Write down every entry once more, exactly as it reads.

──────── DATA EXTRACT ────────

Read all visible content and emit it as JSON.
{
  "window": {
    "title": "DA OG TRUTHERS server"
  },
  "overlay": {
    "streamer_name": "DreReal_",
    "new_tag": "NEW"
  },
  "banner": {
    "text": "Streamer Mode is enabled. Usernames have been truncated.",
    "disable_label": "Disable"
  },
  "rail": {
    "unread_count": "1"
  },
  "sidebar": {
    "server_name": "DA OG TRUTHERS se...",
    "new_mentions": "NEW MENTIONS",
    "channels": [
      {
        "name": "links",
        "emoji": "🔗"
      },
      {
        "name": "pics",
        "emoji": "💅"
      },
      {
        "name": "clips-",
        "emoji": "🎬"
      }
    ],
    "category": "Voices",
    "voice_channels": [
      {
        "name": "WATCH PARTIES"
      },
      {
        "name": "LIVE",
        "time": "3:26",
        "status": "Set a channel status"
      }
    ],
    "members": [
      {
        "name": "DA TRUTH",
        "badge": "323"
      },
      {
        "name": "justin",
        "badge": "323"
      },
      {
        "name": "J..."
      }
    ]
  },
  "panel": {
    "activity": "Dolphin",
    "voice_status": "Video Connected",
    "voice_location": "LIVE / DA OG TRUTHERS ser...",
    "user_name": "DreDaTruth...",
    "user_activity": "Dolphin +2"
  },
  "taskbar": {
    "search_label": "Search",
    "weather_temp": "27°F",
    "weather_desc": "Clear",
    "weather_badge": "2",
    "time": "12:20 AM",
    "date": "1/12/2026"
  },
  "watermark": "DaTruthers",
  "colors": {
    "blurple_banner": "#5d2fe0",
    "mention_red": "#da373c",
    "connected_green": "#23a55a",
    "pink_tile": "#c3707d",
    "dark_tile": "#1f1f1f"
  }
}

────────

*ANSWER SPACE*.
Read all visible content and emit it as JSON.
{
  "window": {
    "title": "DA OG TRUTHERS server"
  },
  "overlay": {
    "streamer_name": "DreReal_",
    "new_tag": "NEW"
  },
  "banner": {
    "text": "Streamer Mode is enabled. Usernames have been truncated.",
    "disable_label": "Disable"
  },
  "rail": {
    "unread_count": "1"
  },
  "sidebar": {
    "server_name": "DA OG TRUTHERS se...",
    "new_mentions": "NEW MENTIONS",
    "channels": [
      {
        "name": "links",
        "emoji": "🔗"
      },
      {
        "name": "pics",
        "emoji": "💅"
      },
      {
        "name": "clips-",
        "emoji": "🎬"
      }
    ],
    "category": "Voices",
    "voice_channels": [
      {
        "name": "WATCH PARTIES"
      },
      {
        "name": "LIVE",
        "time": "3:26",
        "status": "Set a channel status"
      }
    ],
    "members": [
      {
        "name": "DA TRUTH",
        "badge": "323"
      },
      {
        "name": "justin",
        "badge": "323"
      },
      {
        "name": "J..."
      }
    ]
  },
  "panel": {
    "activity": "Dolphin",
    "voice_status": "Video Connected",
    "voice_location": "LIVE / DA OG TRUTHERS ser...",
    "user_name": "DreDaTruth...",
    "user_activity": "Dolphin +2"
  },
  "taskbar": {
    "search_label": "Search",
    "weather_temp": "27°F",
    "weather_desc": "Clear",
    "weather_badge": "2",
    "time": "12:20 AM",
    "date": "1/12/2026"
  },
  "watermark": "DaTruthers",
  "colors": {
    "blurple_banner": "#5d2fe0",
    "mention_red": "#da373c",
    "connected_green": "#23a55a",
    "pink_tile": "#c3707d",
    "dark_tile": "#1f1f1f"
  }
}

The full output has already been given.